*Activity*:
All pictures must be dropped, while the entries are given again word for word.

*Task inputs*:
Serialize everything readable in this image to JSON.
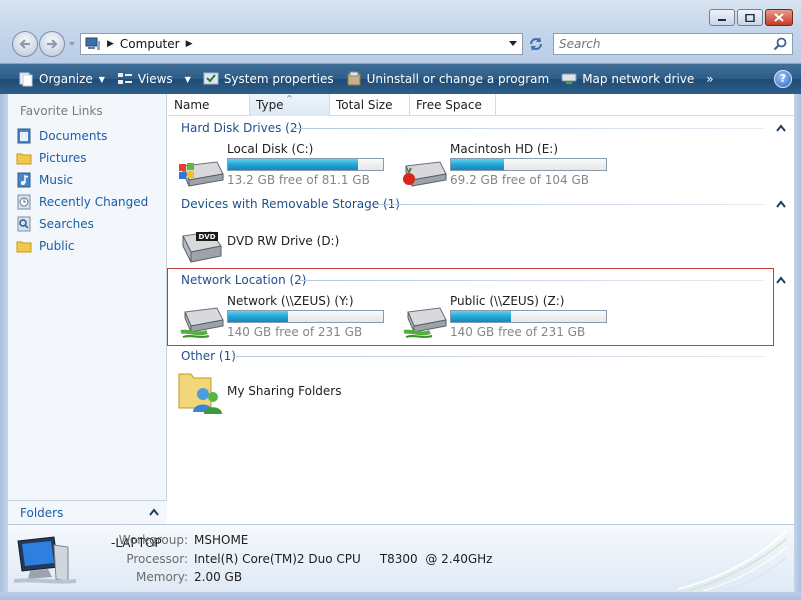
{
  "window": {
    "minimize_icon": "minimize-icon",
    "maximize_icon": "maximize-icon",
    "close_icon": "close-icon"
  },
  "address": {
    "location": "Computer",
    "search_placeholder": "Search"
  },
  "toolbar": {
    "organize": "Organize",
    "views": "Views",
    "system_properties": "System properties",
    "uninstall": "Uninstall or change a program",
    "map_drive": "Map network drive",
    "more": "»",
    "help": "?"
  },
  "sidebar": {
    "title": "Favorite Links",
    "items": [
      {
        "label": "Documents",
        "icon": "documents-icon"
      },
      {
        "label": "Pictures",
        "icon": "pictures-folder-icon"
      },
      {
        "label": "Music",
        "icon": "music-icon"
      },
      {
        "label": "Recently Changed",
        "icon": "recently-changed-icon"
      },
      {
        "label": "Searches",
        "icon": "searches-icon"
      },
      {
        "label": "Public",
        "icon": "public-folder-icon"
      }
    ],
    "folders_label": "Folders"
  },
  "columns": [
    "Name",
    "Type",
    "Total Size",
    "Free Space"
  ],
  "groups": {
    "hdd": {
      "title": "Hard Disk Drives (2)",
      "drives": [
        {
          "name": "Local Disk (C:)",
          "free": "13.2 GB free of 81.1 GB",
          "used_fraction": 0.84
        },
        {
          "name": "Macintosh HD (E:)",
          "free": "69.2 GB free of 104 GB",
          "used_fraction": 0.34
        }
      ]
    },
    "removable": {
      "title": "Devices with Removable Storage (1)",
      "drives": [
        {
          "name": "DVD RW Drive (D:)",
          "label": "DVD"
        }
      ]
    },
    "network": {
      "title": "Network Location (2)",
      "drives": [
        {
          "name": "Network (\\\\ZEUS) (Y:)",
          "free": "140 GB free of 231 GB",
          "used_fraction": 0.39
        },
        {
          "name": "Public (\\\\ZEUS) (Z:)",
          "free": "140 GB free of 231 GB",
          "used_fraction": 0.39
        }
      ]
    },
    "other": {
      "title": "Other (1)",
      "items": [
        {
          "name": "My Sharing Folders"
        }
      ]
    }
  },
  "details": {
    "computer_name": "-LAPTOP",
    "workgroup_label": "Workgroup:",
    "workgroup": "MSHOME",
    "processor_label": "Processor:",
    "processor": "Intel(R) Core(TM)2 Duo CPU     T8300  @ 2.40GHz",
    "memory_label": "Memory:",
    "memory": "2.00 GB"
  },
  "colors": {
    "toolbar": "#2d5c86",
    "link": "#1a5ea8",
    "group_title": "#1e4f8c",
    "bar_fill": "#26a6d6",
    "highlight_border": "#c63b3b"
  }
}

*Result*:
Serialize everything readable in this image to JSON.
{
  "window": {
    "minimize_icon": "minimize-icon",
    "maximize_icon": "maximize-icon",
    "close_icon": "close-icon"
  },
  "address": {
    "location": "Computer",
    "search_placeholder": "Search"
  },
  "toolbar": {
    "organize": "Organize",
    "views": "Views",
    "system_properties": "System properties",
    "uninstall": "Uninstall or change a program",
    "map_drive": "Map network drive",
    "more": "»",
    "help": "?"
  },
  "sidebar": {
    "title": "Favorite Links",
    "items": [
      {
        "label": "Documents",
        "icon": "documents-icon"
      },
      {
        "label": "Pictures",
        "icon": "pictures-folder-icon"
      },
      {
        "label": "Music",
        "icon": "music-icon"
      },
      {
        "label": "Recently Changed",
        "icon": "recently-changed-icon"
      },
      {
        "label": "Searches",
        "icon": "searches-icon"
      },
      {
        "label": "Public",
        "icon": "public-folder-icon"
      }
    ],
    "folders_label": "Folders"
  },
  "columns": [
    "Name",
    "Type",
    "Total Size",
    "Free Space"
  ],
  "groups": {
    "hdd": {
      "title": "Hard Disk Drives (2)",
      "drives": [
        {
          "name": "Local Disk (C:)",
          "free": "13.2 GB free of 81.1 GB",
          "used_fraction": 0.84
        },
        {
          "name": "Macintosh HD (E:)",
          "free": "69.2 GB free of 104 GB",
          "used_fraction": 0.34
        }
      ]
    },
    "removable": {
      "title": "Devices with Removable Storage (1)",
      "drives": [
        {
          "name": "DVD RW Drive (D:)",
          "label": "DVD"
        }
      ]
    },
    "network": {
      "title": "Network Location (2)",
      "drives": [
        {
          "name": "Network (\\\\ZEUS) (Y:)",
          "free": "140 GB free of 231 GB",
          "used_fraction": 0.39
        },
        {
          "name": "Public (\\\\ZEUS) (Z:)",
          "free": "140 GB free of 231 GB",
          "used_fraction": 0.39
        }
      ]
    },
    "other": {
      "title": "Other (1)",
      "items": [
        {
          "name": "My Sharing Folders"
        }
      ]
    }
  },
  "details": {
    "computer_name": "-LAPTOP",
    "workgroup_label": "Workgroup:",
    "workgroup": "MSHOME",
    "processor_label": "Processor:",
    "processor": "Intel(R) Core(TM)2 Duo CPU     T8300  @ 2.40GHz",
    "memory_label": "Memory:",
    "memory": "2.00 GB"
  },
  "colors": {
    "toolbar": "#2d5c86",
    "link": "#1a5ea8",
    "group_title": "#1e4f8c",
    "bar_fill": "#26a6d6",
    "highlight_border": "#c63b3b"
  }
}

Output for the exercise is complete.